Task instructions: Reproduce, with no changes, the line where "Enumerate this screenshot's" appears and every subsequent line of the listing, the last one included.
┌────────
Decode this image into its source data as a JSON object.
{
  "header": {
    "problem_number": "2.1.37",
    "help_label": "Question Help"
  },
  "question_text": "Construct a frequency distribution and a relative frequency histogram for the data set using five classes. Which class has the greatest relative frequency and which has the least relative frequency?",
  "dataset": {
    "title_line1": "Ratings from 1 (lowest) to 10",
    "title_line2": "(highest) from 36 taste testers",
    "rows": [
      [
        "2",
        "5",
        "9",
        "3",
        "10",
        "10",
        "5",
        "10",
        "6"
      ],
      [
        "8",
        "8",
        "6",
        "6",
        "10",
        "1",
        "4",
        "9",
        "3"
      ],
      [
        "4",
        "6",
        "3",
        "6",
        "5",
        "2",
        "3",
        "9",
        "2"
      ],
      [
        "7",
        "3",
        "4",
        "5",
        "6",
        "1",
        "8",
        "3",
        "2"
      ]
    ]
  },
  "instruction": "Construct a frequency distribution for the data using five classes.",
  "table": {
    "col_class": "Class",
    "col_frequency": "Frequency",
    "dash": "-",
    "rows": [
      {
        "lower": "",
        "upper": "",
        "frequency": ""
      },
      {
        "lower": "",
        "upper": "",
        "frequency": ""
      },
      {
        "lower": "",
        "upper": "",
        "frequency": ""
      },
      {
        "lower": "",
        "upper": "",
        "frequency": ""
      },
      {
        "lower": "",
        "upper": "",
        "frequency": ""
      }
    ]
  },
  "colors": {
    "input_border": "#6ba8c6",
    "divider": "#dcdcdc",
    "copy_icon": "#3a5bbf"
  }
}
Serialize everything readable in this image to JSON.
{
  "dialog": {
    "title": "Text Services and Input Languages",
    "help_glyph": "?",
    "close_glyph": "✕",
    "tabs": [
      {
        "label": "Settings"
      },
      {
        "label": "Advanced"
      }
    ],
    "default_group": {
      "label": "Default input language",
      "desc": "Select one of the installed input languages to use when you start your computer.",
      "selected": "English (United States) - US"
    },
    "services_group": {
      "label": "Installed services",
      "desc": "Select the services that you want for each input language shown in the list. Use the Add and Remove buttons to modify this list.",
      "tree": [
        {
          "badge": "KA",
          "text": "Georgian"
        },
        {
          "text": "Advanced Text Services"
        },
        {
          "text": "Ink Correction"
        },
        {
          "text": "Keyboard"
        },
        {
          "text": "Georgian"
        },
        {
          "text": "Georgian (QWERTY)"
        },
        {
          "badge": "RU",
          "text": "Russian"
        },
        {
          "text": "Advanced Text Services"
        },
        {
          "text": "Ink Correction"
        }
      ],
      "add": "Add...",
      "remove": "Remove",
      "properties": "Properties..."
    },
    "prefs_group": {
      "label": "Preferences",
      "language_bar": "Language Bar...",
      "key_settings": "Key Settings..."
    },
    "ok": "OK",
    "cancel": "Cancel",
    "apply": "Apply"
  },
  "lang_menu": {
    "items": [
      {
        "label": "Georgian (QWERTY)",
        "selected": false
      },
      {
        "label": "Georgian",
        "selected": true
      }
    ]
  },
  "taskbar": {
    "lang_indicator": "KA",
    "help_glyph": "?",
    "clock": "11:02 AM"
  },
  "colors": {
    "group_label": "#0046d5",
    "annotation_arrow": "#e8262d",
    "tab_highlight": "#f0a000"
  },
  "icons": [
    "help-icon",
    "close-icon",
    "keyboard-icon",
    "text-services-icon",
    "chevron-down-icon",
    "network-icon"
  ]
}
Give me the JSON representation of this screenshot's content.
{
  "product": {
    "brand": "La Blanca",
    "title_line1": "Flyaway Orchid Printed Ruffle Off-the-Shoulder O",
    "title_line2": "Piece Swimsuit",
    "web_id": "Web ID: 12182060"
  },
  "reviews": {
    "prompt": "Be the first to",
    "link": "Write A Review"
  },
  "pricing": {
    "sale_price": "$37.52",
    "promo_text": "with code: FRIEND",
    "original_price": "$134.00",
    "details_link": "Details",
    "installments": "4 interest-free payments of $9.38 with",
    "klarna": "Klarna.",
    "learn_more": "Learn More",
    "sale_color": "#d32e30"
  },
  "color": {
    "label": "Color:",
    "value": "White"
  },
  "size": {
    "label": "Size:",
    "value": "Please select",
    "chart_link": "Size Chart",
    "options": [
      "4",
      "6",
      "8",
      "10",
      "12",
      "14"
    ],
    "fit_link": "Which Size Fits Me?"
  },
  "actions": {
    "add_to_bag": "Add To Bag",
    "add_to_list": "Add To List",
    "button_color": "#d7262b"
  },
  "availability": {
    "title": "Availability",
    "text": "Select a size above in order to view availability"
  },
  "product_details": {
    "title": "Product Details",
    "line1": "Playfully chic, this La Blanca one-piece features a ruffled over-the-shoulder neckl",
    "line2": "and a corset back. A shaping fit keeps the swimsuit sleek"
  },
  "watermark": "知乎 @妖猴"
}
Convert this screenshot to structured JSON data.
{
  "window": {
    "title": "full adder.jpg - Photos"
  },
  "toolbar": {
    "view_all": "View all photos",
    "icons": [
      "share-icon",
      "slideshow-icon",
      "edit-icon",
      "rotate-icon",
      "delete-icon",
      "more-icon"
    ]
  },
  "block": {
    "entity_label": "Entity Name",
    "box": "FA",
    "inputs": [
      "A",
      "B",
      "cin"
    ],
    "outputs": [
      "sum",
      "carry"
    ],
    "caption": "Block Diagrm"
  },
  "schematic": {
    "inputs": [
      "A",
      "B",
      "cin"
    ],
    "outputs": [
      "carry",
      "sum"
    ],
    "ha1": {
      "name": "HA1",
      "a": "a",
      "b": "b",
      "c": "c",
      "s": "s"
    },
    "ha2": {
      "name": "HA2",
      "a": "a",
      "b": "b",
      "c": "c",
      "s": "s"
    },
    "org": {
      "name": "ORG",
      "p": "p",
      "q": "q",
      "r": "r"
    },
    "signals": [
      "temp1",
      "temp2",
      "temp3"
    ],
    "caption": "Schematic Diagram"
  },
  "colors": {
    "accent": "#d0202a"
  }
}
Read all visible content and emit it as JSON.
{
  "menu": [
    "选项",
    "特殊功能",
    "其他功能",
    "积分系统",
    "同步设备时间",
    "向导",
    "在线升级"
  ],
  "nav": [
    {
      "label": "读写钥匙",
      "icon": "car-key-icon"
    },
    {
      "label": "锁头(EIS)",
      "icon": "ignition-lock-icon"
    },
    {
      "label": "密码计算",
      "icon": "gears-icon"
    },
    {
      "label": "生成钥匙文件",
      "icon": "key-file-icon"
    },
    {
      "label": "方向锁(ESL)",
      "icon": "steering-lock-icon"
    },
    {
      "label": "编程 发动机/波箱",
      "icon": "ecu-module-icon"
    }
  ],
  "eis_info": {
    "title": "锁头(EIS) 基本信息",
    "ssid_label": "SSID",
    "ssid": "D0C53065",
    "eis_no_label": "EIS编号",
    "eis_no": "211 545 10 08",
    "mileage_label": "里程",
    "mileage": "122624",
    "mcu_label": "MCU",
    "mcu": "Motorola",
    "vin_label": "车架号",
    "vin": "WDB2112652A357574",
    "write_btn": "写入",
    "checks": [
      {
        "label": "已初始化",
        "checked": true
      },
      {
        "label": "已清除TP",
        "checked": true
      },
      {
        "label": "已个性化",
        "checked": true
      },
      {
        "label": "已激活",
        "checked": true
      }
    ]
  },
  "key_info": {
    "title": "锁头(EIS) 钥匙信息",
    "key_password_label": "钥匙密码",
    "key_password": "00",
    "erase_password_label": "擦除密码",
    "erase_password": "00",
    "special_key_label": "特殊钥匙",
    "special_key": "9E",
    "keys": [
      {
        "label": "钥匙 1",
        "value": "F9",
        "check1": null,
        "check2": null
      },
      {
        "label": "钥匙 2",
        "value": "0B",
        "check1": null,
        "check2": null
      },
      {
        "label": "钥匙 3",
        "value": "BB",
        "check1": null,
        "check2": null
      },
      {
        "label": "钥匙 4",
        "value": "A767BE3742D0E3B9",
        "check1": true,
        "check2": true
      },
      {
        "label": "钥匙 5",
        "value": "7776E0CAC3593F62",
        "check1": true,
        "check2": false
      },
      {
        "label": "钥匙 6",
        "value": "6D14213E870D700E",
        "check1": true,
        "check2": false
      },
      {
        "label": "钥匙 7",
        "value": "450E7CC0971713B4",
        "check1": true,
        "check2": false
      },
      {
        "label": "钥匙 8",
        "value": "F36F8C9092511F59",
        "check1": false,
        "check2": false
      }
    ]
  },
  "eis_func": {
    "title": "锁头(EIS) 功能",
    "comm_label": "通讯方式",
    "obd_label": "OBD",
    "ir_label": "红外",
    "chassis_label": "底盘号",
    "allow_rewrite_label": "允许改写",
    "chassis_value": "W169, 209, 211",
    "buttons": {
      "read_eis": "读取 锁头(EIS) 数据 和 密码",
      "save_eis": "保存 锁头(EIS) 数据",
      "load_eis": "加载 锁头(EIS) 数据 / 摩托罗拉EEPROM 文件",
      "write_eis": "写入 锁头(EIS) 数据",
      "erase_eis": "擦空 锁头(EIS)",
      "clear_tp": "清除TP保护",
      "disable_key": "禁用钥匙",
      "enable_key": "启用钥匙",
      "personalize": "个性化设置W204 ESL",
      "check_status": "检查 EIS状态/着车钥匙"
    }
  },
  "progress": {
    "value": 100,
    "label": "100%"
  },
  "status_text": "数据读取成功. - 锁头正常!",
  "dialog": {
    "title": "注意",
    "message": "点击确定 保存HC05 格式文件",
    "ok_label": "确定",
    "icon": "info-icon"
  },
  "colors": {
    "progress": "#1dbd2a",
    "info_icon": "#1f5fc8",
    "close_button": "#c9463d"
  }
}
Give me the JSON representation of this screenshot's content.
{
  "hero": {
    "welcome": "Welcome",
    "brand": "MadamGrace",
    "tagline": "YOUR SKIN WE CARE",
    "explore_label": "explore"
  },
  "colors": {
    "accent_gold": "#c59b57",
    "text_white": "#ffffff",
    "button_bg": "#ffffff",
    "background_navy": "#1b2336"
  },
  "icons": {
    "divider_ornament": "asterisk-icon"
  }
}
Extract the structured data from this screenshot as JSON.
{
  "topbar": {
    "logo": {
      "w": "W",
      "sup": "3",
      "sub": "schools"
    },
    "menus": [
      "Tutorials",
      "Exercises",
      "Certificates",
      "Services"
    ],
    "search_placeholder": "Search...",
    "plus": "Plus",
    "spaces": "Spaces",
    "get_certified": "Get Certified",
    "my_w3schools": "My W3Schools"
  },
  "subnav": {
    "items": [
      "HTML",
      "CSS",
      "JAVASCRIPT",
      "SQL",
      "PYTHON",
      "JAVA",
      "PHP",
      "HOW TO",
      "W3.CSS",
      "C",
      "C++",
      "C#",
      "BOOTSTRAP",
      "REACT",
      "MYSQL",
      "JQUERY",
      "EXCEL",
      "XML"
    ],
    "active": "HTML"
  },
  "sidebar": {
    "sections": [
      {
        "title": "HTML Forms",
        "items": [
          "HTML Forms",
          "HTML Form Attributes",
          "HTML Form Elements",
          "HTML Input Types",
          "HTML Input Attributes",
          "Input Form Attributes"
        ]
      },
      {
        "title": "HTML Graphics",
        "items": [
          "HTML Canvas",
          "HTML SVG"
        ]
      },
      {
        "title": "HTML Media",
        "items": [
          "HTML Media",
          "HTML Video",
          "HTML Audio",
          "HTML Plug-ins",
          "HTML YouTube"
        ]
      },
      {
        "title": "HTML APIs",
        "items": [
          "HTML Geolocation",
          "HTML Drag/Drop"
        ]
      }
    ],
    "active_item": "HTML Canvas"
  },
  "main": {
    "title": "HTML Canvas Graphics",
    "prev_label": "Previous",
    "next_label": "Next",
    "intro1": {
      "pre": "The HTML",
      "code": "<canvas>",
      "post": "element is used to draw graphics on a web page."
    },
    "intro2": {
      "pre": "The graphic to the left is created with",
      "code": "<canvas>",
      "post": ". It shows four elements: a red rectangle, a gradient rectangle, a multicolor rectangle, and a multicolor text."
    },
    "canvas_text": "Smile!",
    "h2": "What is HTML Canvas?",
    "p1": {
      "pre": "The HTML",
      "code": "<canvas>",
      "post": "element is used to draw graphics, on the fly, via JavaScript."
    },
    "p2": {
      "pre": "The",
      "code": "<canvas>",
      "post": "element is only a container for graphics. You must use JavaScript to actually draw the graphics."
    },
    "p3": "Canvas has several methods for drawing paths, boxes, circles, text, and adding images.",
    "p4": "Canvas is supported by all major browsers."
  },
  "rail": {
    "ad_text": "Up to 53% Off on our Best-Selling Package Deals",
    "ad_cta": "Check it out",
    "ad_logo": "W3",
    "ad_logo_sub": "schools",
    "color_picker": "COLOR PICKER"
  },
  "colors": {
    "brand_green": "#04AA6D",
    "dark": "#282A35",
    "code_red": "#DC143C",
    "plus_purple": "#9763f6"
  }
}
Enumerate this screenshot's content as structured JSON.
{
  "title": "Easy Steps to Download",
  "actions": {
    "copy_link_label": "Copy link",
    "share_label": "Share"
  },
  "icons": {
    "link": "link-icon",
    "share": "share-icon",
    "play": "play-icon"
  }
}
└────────
Response area:
Enumerate this screenshot's content as structured JSON.
{
  "title": "Easy Steps to Download",
  "actions": {
    "copy_link_label": "Copy link",
    "share_label": "Share"
  },
  "icons": {
    "link": "link-icon",
    "share": "share-icon",
    "play": "play-icon"
  }
}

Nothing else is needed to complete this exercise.